For Immediate Release
Contact: Karen Magarelli
August 24 – The answer to this question plus a look at the state of the industry is answered in Femtech Collective’s 2021 state-of-the-industry report.
According to Frost & Sullivan, a cumulative $2 billion has been invested in the women’s health space, but that represents less than 3% of the total digital health investments for 2013– 2020. (Source: Frost & Sullivan analysis, Rock Health). Approximately 65%, directly goes to companies addressing fertility, pregnancy and motherhood—areas that have somehow managed to collectively represent femtech as an industry.
According to Krishna Shah & Eva Epker, in 2020, funding for femtech startups rose 105% in the United States, reaching $418 million of capital in 22 companies: almost double the number of companies rewarded equity in 2019. Globally, the femtech market is slated to reach a valuation of $48 billion by 2025, representing a 16.3% 5-year CAGR from 2019-2025 - almost tripling 2018’s $17 billion market size for femtech - and indicates continued and explosive growth in a sector with ample opportunity. Despite the high growth of this market, investments in femtech are still lagging. Femtech deals composed only 3% of all VC deals in the past ten years. In the past year alone - 2020 - femtech companies accounted for only 1.8% of total digital health investments: a trivial amount in the landscape of corporate investing.
This dichotomy between need and funds is fueled by several factors, including the current venture capital environment which remains mostly male. Venture capital (VC) firms can be an asset to startups to help them gain capital and traction, but the pitch process to venture capitalists shows the persistent gender bias that affects female entrepreneurs' fundraising prospects - and female entrepreneurs are more likely than men to start a female health company in the first place. While venture capital firms with at least one female investing partner are 2x more likely to fund female founders across the board and 3x more likely to fund companies with female CEOs than VC firms with all-male partners are, only 12% of decision-makers in US venture capital firms are women: a disadvantage that trickles down to the female entrepreneurs and the female health companies they’ve founded.

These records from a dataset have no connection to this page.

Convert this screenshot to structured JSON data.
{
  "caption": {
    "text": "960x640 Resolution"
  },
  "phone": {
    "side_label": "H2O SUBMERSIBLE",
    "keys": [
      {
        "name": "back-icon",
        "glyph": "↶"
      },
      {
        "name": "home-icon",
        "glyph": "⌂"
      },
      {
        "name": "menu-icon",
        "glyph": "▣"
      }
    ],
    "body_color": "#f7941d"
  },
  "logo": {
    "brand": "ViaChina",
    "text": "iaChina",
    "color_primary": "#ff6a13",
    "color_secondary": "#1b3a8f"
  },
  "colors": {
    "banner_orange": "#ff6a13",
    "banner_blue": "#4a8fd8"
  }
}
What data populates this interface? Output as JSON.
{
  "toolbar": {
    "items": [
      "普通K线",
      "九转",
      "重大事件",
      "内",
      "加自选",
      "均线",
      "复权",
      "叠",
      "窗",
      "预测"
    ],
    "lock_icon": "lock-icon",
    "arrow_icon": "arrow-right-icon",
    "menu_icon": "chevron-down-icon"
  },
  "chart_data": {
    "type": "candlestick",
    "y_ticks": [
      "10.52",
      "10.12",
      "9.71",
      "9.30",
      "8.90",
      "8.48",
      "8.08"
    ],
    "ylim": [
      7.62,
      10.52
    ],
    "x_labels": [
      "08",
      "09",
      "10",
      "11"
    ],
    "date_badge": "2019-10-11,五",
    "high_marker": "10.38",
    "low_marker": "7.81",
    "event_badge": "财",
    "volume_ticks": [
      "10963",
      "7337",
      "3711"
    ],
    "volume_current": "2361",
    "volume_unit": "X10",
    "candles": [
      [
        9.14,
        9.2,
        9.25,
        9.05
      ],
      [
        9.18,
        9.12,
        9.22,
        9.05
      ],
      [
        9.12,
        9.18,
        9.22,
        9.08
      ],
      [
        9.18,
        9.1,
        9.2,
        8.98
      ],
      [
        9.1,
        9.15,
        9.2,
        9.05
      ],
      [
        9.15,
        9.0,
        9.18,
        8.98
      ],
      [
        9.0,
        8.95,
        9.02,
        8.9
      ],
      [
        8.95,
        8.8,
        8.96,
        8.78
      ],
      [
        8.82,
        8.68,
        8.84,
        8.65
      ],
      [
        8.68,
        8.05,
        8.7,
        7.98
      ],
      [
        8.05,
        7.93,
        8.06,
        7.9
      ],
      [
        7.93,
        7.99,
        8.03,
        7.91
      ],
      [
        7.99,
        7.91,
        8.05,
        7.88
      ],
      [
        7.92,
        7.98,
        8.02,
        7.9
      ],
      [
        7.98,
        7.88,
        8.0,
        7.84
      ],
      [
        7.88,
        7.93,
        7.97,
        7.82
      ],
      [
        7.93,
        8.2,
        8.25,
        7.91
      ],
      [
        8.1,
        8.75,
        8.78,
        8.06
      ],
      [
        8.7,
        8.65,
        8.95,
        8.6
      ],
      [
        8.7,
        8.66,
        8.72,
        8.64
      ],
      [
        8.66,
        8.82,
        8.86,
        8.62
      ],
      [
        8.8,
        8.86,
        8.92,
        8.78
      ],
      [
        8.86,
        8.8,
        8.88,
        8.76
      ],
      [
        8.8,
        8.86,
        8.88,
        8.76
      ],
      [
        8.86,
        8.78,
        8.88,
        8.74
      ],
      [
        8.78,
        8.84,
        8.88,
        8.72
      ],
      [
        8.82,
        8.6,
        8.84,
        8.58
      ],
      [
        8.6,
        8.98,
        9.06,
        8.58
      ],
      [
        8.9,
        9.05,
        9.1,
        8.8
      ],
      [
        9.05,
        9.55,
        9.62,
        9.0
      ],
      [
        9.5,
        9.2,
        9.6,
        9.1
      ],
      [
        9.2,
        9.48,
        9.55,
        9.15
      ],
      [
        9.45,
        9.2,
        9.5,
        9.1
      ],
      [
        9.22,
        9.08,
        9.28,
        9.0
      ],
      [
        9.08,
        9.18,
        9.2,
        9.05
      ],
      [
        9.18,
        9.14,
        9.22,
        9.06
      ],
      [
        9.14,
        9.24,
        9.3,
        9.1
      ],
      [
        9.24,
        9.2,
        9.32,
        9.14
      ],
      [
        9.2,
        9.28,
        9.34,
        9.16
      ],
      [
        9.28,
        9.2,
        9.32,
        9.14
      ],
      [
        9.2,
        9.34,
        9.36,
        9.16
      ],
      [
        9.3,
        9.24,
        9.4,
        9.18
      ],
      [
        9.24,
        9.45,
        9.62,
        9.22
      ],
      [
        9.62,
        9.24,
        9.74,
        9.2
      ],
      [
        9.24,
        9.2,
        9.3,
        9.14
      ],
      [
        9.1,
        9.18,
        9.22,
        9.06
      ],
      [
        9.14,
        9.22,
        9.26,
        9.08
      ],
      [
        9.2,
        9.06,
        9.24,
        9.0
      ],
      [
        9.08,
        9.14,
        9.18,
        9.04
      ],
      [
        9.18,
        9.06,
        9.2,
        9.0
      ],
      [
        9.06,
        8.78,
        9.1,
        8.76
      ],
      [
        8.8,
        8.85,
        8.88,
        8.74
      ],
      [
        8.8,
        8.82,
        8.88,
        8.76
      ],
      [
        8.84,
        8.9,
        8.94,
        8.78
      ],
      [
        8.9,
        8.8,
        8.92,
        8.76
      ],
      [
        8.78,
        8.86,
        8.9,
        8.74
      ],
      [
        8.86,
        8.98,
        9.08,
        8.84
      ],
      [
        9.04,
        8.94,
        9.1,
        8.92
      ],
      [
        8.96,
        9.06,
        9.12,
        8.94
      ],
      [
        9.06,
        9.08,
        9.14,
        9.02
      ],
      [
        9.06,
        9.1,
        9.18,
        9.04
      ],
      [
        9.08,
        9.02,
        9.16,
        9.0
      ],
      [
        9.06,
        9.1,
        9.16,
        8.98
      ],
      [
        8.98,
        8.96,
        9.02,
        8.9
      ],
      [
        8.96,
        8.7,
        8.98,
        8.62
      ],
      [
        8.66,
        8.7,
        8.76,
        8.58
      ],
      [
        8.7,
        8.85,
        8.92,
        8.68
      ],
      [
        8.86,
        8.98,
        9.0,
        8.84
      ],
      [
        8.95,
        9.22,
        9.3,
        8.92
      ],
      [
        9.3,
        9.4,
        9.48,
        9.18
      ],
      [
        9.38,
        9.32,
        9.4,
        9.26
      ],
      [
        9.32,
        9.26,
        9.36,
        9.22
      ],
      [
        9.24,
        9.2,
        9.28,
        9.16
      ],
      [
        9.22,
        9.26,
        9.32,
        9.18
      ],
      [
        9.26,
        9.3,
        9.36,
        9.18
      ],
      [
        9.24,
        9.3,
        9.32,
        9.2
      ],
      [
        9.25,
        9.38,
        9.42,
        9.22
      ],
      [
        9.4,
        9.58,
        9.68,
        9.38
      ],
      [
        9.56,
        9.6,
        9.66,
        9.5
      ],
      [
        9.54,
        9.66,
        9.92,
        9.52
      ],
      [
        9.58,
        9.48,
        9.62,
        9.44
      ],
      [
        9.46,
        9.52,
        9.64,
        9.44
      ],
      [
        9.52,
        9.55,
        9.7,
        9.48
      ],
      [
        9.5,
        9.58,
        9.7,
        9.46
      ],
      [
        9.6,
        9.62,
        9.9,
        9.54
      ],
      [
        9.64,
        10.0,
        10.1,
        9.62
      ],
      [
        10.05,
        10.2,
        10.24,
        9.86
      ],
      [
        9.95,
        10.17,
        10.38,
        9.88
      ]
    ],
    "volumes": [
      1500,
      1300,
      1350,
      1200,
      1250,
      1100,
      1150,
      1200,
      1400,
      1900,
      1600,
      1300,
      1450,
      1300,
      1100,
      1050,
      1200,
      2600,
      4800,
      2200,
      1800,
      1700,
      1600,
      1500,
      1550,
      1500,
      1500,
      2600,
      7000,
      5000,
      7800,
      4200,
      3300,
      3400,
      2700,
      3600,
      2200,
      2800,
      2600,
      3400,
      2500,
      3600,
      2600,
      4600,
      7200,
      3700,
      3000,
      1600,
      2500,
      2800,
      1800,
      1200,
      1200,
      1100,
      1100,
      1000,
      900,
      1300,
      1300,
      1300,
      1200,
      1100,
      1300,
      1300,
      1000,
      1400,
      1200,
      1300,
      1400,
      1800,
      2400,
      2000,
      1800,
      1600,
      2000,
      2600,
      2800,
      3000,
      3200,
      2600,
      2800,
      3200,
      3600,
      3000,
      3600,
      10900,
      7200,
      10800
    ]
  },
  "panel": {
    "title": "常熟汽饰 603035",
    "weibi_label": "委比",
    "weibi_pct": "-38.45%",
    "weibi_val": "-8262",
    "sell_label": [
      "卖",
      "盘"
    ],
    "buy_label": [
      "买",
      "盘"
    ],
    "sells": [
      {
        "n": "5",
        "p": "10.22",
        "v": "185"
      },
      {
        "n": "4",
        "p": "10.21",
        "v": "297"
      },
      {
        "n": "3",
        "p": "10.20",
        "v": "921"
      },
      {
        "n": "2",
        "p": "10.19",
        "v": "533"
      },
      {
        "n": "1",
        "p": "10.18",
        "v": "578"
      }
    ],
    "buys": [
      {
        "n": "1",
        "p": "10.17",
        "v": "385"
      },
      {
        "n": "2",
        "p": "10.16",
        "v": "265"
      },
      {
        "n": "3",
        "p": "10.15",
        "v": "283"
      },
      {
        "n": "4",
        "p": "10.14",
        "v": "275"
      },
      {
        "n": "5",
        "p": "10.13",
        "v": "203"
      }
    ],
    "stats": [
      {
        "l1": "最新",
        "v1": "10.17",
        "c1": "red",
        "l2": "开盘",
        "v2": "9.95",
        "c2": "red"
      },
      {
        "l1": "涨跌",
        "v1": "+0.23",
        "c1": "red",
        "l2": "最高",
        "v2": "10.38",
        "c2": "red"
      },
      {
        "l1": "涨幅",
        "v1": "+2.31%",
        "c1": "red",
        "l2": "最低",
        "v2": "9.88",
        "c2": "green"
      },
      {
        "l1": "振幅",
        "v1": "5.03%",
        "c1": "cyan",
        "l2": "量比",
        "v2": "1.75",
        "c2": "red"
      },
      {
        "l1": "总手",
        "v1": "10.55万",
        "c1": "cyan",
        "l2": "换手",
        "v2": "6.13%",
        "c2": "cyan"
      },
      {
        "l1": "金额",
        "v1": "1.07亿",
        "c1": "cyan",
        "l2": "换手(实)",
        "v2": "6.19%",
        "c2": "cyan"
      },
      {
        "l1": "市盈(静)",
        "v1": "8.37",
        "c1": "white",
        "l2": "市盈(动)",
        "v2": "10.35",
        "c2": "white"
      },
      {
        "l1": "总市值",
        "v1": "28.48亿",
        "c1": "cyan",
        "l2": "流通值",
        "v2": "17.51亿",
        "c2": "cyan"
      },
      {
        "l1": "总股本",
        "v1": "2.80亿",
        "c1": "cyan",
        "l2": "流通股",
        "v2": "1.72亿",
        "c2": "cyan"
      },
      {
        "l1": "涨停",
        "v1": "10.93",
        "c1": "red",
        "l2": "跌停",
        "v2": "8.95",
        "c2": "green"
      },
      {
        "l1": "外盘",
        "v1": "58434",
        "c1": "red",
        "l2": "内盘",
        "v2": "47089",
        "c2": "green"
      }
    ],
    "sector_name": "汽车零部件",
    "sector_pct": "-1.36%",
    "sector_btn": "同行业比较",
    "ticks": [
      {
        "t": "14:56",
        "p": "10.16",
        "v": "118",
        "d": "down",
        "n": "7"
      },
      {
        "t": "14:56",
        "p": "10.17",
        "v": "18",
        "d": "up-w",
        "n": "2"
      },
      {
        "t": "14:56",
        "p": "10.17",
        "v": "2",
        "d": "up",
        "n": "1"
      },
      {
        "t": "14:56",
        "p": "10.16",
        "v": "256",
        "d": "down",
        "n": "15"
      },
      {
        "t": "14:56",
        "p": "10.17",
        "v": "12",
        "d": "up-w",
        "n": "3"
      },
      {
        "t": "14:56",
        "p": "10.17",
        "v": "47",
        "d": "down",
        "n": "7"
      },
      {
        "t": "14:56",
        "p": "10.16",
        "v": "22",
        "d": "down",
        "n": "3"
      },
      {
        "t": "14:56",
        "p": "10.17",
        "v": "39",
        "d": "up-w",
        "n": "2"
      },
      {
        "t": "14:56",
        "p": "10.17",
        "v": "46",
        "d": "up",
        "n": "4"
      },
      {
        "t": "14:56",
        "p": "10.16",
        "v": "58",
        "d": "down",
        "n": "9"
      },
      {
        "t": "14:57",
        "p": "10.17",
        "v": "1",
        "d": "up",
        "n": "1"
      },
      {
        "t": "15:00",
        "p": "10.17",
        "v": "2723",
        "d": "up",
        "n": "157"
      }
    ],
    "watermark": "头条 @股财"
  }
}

In addition to concrete investments, an increase in research, education, and awareness can encourage women, the consumers of these products, to take proactive steps to manage their health. Society as a whole, though, must also support these initiatives and help normalize the conversation around female health, by - among others - listening to women, dismissing the idea that female health is niche, and removing stigmas long-associated with prevalent female-specific conditions such as PMS, menopause, and sexual wellness.
For Immediate Release
Contact: Karen Magarelli
July 22 - Despite FemTech’s proven impact and market potential, the industry is underfunded, accounting for only a small percentage of aggregated capital that flows into healthcare.
Join FemTech Collective, Johnson & Johnson Innovation, Next Chapter Raise, Halogen, Avestria Ventures and many more for a virtual event on July 25 – 29 to discuss the funding gap for women’s health technology and what can be done about it.
Megan Capriccio, Co-Founder of FemTech Collective says, “We are so thrilled to have Johnson & Johnson Innovation join us for this event. Together, with our outstanding partners, we are making improvements in funding, but have a long way to go. This event is one more step on that journey. I invite you to attend and be part of the solution.”
Current State of Fundraising :
• FemTech funding accounts for 1.4% aggregated capital that flows into healthcare
• Women spend an estimated $500 billion on medical expenses annually— while a mere 4% of healthcare R&D is targeted specifically at female health issues
• An estimated 69% of FemTech startups have at least one female co-founder, in 2020, mixed-gender founding teams saw approximately 11.4 percent of VC capital invested compared to only 2.7 percent invested in solely female-lead teams
• 4 percent of CEOs and 21 percent of board members at Fortune 500 health care companies are women
• Women make up less than 5% of venture capitalists
• A large number of healthcare venture capitalists are yet to invest in FemTech
“The Johnson & Johnson Family of Companies is committed to diversity, equity and inclusion and is proud to be playing an active role in pursuing gender equality in Asia Pacific and around the world,” says Sharon Chan, Head of JLABS @ Shanghai. “We are delighted to bring together female leaders from Johnson & Johnson Innovation – JJDC, Inc. and Johnson & Johnson Innovation – JLABS resident companies to share the challenges and opportunities for female-led companies in their efforts to help deliver the next generation of healthcare potential solutions.”
Nicole Denholder of Next Chapter Raise says, “We are thrilled to be participating in this event. At Next Chapter Raise, we are proud to be involved in showcasing how fundraising awareness and access to the right investor communities can make a difference to those entrepreneurs driving the FemTech sector. This is aligned with our goals at Next Chapter Raise where female entrepreneurs come to understand and seek capital for their businesses. We support female founders in understanding different types of funding available to them, where to find it and how to approach that funding so that we can accelerate more female-led companies making an impact.”
To learn more about the current state of femtech, challenges to innovation, and opportunities for the future, download your copy of the 2021 Femtech Market Report, Now!